Nellie McKay – Sister Orchid (2018)

Nellie McKay - Sister Orchid (2018)
Artist: Nellie McKay
Album: Sister Orchid
Genre: Vocal Jazz
Origin: USA
Released: 2018
Quality: mp3, 320 kbps
My Romance (00:02:21)
Angel Eyes (00:02:01)
Small Day Tomorrow (00:03:32)
Willow Weep for Me (00:05:54)
The Nearness of You (00:02:17)
Georgia on My Mind (00:03:34)
Lazybones (00:03:10)
Where or When (00:02:41)
Everything Happens to Me (00:02:55)
In a Sentimental Mood (00:03:47)
My Romance (Reprise) (00:02:42)

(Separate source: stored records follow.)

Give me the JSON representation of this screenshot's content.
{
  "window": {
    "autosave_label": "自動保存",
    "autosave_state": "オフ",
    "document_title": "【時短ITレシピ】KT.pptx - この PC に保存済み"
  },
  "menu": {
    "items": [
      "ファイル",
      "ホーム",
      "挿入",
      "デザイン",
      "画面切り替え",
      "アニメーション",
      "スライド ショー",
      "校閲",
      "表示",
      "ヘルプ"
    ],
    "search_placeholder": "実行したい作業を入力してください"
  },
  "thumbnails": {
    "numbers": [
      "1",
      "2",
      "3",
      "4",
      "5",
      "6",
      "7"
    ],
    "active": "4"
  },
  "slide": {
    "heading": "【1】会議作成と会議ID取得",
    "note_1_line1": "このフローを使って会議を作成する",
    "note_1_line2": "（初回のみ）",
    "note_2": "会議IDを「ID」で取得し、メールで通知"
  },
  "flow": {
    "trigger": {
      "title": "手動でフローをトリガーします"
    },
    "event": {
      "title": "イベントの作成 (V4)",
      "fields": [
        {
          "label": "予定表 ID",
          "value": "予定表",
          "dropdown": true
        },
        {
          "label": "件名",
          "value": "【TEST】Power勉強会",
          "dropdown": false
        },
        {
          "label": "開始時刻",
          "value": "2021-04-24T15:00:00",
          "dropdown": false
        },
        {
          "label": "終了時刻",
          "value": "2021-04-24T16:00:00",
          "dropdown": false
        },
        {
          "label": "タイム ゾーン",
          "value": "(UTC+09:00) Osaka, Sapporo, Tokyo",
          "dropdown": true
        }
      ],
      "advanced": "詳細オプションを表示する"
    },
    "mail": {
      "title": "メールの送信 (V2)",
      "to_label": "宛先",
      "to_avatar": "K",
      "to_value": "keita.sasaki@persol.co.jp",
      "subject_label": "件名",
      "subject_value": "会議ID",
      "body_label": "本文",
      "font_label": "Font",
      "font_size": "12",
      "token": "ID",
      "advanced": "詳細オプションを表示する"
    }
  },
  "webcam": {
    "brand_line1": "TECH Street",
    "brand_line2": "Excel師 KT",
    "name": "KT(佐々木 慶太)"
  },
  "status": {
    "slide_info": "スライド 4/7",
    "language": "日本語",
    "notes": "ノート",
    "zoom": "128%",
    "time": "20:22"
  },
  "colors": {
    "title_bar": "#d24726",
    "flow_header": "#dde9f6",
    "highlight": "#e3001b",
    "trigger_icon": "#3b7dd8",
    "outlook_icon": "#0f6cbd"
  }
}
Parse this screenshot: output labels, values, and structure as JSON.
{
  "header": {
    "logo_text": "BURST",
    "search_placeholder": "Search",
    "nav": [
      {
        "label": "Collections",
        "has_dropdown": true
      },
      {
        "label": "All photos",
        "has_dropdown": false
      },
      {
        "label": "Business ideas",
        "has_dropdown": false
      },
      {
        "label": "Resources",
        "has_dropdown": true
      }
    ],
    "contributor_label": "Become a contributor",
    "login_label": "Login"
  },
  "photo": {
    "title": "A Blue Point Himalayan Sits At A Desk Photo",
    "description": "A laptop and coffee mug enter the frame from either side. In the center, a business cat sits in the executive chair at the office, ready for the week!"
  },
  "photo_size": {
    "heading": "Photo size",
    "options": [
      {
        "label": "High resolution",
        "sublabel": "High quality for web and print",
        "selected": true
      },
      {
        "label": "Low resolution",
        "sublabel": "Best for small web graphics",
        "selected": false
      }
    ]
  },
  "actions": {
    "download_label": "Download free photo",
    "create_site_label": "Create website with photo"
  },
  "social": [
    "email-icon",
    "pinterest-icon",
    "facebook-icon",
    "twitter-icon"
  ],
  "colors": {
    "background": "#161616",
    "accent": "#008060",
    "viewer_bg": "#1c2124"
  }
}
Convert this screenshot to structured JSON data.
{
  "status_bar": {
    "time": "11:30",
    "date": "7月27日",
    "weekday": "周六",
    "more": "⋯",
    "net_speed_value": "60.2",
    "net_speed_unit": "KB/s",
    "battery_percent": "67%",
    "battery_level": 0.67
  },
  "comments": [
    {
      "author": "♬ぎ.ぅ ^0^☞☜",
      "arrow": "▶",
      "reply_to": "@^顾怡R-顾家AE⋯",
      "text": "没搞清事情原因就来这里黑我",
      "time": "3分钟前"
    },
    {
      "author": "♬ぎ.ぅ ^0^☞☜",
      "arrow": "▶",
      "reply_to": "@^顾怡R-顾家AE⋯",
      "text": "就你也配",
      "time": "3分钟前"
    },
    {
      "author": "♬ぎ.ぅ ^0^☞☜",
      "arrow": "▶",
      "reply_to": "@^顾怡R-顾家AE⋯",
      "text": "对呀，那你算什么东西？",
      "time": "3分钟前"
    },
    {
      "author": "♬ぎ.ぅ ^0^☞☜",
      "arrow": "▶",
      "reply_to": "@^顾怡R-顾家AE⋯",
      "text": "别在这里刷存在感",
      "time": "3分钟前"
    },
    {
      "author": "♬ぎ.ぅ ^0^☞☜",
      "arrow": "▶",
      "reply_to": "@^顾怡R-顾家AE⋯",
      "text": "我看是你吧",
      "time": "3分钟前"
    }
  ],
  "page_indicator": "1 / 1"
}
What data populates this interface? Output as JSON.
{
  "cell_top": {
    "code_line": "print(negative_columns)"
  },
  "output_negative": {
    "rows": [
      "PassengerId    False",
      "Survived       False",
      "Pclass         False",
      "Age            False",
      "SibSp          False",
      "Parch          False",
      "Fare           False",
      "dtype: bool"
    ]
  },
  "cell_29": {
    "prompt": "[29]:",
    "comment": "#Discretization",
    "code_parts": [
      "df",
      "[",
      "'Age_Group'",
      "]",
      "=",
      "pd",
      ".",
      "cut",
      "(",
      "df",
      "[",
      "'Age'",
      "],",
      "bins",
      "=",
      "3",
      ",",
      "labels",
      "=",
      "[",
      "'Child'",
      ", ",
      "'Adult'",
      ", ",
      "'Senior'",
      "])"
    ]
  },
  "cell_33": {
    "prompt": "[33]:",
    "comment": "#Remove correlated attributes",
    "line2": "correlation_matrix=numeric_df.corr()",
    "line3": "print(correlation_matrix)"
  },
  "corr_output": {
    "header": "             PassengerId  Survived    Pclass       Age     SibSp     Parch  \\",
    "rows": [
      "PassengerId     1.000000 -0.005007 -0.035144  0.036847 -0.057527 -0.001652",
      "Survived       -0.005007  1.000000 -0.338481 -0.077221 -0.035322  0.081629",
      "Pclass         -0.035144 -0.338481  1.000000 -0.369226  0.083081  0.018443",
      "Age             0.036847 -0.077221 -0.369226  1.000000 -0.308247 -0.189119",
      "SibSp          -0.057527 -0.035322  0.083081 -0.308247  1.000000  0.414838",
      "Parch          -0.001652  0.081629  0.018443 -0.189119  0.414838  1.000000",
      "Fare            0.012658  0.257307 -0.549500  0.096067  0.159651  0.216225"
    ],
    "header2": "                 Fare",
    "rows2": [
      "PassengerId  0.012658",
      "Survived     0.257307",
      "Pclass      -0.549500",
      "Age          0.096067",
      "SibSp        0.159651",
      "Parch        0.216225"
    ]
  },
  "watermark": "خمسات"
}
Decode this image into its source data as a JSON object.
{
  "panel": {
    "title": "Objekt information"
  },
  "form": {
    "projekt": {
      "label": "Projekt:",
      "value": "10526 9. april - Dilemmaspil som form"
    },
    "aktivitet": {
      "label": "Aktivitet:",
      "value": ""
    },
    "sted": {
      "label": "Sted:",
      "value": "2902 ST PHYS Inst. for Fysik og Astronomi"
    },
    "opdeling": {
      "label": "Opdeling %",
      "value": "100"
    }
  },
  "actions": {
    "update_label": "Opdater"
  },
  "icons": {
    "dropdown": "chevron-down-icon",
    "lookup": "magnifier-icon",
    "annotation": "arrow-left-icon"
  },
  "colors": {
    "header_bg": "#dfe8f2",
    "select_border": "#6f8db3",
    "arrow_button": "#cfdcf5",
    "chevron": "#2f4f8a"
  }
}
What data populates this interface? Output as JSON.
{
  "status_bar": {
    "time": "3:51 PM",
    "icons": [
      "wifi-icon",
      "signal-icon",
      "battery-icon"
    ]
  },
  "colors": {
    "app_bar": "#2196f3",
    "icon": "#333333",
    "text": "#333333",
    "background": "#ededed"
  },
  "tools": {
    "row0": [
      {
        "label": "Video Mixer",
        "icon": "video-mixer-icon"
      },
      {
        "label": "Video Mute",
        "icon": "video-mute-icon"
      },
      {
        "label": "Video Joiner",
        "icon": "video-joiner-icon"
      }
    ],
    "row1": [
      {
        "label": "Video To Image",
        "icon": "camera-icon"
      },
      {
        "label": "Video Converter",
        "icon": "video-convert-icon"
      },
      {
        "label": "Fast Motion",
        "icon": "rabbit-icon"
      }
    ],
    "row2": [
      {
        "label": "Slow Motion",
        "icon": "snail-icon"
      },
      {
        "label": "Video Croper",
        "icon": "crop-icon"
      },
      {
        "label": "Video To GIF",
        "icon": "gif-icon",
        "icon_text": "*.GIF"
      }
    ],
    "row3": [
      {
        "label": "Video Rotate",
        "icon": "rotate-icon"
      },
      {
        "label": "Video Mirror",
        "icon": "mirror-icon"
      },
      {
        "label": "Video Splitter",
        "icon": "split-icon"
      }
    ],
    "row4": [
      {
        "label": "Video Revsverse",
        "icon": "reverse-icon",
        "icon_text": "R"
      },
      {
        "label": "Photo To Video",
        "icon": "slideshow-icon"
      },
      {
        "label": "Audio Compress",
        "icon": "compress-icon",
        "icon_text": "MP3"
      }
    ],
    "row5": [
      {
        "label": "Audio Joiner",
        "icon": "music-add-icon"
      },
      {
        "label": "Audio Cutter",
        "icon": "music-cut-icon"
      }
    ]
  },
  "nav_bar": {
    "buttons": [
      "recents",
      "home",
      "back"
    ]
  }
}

Given her jazz-influenced sound and knack for thoughtfully chosen cover songs, it’s surprising that Nellie McKay had never released a complete jazz standards album until 2018’s smoky, intimately rendered Sister Orchid. The closest the idiosyncratic singer/songwriter had gotten previously was her brightly attenuated 2009 Doris Day tribute, Normal as Blueberry Pie, which found her investigating songs heavily associated with the iconic actress and singer. Similarly, on 2015’s My Weekly Reader, McKay took on some of her favorite ’60s pop tunes by bands like the Kinks, Herman’s Hermits, Moby Grape, and others. Here, McKay takes a deftly straightforward approach, performing a set of well-chosen standards that wouldn’t be out of place on an album by Blossom Dearie (another McKay touchstone) from the 1950s. McKay, who arranged and played all of the songs on Sister Orchid, recorded the album in New York with engineer Chris Allen. Allen has worked with a bevy of jazz, folk, and pop artists including Kurt Elling, José James, Ingrid Michaelson, Andrew Bird, and others, and brings a soft, natural warmth that never interferes with McKay’s performance. Primarily, these are spare arrangements, often just McKay accompanying herself on piano, as on the haunting “Angel Eyes.” Elsewhere, as on her dusky reading of “Where or When,” she weaves in a mournful cello. There are also jaunty bits of ukulele, as on “Lazybones,” which also features her overdubbed backing vocals. The Broadway-tested McKay also displays her love of cabaret as she intersperses crowd chatter and clinking glasses to theatrical effect on “Everything Happens to Me.” Despite her penchant for artifice, McKay reveals her strong musical chops on Sister Orchid, launching into a mad-eyed boogie-woogie section on “Where or When” and delivering a spine-tingling, synth-accented take on “In a Sentimental Mood” that conjures the neon-soaked atmosphere of David Lynch’s Twin Peaks.
Review by Matt Collar